The live-cam was installed in the Michigan wilderness by the state Department of Natural Resources and CarbonTV.com a private company specializing in outdoor video content. While the lens was focused on a nest of baby eagles, a humanoid creature appears to have been captured in the corner of the frame.
While the footage is too grainy to determine whether the object is an unidentified primate species or just, like, some dude, social media users were quick to claim that the video showed the legendary Bigfoot.
— Ryan Maue (@RyanMaue) October 6, 2016
— Finding Bigfoot Fans (@FBIGFOOTFANS) October 5, 2016
Experts are, of course, unconvinced.
"Like most videos purported to be Bigfoot, it’s grainy and out of focus – of course, the camera wasn’t set up to be focused on the ground; it was focused on the nest," said Ed Eisch, DNR Fish Production manager for the state, according to USA Today.
"I have a nephew who does a really good Bigfoot gait impression. But I know it wasn’t him."
Jeff Meldrum, a professor of anatomy and anthropology at Idaho State University and one of the country’s leading Bigfoot researchers, also remains skeptical.
"It is an interesting video, but remains just that, given the lack of scale and detail in the image of the figure," he said, according to USA Today.
"We’re coming up on the 50th anniversary of the still-controversial, Patterson-Gimlin film – a 60-second clip of much higher quality, about which opinions remain polarized."
Shot in 1967, that footage shows what appears to be an apelike creature walking on two legs near the Klamath River near Orleans, California. The film has faced intense scrutiny since its release.

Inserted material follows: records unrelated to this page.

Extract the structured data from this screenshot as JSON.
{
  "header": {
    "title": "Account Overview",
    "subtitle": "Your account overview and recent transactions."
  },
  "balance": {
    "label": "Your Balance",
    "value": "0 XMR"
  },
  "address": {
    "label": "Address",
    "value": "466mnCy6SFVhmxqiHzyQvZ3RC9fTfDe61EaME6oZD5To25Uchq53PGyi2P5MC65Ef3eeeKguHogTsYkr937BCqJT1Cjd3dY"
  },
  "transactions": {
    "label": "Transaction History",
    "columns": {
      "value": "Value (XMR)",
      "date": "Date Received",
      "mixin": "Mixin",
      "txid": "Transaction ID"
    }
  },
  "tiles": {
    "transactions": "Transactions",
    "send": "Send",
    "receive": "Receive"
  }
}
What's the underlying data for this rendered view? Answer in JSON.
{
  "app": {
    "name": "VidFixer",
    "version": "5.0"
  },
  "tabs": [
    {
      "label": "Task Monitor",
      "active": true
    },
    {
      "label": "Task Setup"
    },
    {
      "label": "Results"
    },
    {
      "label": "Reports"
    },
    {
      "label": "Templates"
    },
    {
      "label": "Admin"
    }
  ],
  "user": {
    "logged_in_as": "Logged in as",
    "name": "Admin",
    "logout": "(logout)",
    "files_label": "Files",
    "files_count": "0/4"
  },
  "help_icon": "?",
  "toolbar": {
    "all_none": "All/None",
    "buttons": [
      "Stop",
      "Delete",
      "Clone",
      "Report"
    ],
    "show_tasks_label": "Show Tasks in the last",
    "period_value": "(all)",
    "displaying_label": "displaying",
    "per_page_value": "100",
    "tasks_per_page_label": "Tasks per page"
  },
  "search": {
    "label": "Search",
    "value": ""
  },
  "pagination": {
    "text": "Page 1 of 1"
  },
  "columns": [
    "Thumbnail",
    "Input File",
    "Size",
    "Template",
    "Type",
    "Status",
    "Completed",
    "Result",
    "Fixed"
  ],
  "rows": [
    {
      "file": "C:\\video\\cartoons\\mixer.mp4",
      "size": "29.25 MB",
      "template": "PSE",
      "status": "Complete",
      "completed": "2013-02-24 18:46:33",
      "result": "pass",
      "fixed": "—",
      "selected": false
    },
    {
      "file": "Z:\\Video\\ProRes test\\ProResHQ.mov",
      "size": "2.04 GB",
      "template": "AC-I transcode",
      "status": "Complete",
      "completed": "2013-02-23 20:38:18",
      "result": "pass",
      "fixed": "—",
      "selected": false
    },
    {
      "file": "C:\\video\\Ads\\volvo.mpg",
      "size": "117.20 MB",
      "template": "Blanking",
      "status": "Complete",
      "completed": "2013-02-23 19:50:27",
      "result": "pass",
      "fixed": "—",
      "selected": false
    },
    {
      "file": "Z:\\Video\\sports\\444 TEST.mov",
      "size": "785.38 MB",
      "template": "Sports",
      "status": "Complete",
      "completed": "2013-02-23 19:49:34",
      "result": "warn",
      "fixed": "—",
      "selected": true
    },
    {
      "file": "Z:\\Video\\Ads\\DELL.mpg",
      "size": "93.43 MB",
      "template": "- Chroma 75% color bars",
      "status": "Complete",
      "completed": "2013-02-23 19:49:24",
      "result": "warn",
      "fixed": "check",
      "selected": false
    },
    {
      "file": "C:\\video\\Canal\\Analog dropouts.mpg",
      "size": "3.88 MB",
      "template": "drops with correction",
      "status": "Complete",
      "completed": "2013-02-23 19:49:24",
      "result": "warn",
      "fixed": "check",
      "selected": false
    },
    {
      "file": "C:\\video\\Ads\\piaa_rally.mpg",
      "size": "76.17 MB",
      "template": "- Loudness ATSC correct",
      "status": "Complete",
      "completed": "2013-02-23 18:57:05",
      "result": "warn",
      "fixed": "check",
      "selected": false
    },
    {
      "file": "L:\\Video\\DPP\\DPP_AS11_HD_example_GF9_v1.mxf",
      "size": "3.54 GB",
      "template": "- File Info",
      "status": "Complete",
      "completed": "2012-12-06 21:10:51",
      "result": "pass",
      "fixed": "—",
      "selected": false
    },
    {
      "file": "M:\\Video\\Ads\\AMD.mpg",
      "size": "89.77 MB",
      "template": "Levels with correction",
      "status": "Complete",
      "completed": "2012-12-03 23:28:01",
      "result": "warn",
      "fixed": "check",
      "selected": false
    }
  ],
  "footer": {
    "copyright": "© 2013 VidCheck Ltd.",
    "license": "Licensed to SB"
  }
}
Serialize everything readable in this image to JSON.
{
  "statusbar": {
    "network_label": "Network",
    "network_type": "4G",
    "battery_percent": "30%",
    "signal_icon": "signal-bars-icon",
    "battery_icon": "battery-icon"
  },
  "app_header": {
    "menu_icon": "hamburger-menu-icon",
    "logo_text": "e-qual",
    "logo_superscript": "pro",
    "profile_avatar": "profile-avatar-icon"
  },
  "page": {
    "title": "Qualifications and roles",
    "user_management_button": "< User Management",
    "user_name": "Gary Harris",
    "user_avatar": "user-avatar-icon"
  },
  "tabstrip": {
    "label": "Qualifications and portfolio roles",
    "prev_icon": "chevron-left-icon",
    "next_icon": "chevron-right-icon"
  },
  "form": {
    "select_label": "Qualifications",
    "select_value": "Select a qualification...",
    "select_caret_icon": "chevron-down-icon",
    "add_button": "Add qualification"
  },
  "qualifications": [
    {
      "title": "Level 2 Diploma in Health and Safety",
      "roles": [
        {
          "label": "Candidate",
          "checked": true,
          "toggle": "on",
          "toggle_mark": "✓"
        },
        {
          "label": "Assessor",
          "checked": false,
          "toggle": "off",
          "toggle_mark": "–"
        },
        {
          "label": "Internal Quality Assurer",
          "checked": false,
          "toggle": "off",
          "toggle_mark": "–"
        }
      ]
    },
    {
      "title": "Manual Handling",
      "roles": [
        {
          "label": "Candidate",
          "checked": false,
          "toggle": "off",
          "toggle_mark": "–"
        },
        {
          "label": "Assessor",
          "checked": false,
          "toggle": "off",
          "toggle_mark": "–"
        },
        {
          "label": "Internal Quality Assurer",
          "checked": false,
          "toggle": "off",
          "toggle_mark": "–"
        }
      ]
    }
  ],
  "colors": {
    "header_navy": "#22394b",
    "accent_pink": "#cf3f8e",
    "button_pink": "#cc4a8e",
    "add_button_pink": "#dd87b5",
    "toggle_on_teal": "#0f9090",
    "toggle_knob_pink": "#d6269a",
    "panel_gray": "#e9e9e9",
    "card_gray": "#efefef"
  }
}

"By contrast, this eagle’s nest video doesn’t offer much by way of compelling evidence," Meldrum said.
The clip was filmed in May. A user noticed the strange figure and then then posted the video to a Bigfoot enthusiast website. It was only last month that an editor with CarbonTV.com noticed the posting and highlighted the clip.
"From what we can see, what anybody can see with their plain eye, it’s up to interpretation," said Daniel Seliger, CarbonTV executive director of content and marketing, according to USA Today.
"It’s definitely grounds for speculation as a legitimate sighting. But who knows? It’s the kind of thing the Internet really loves."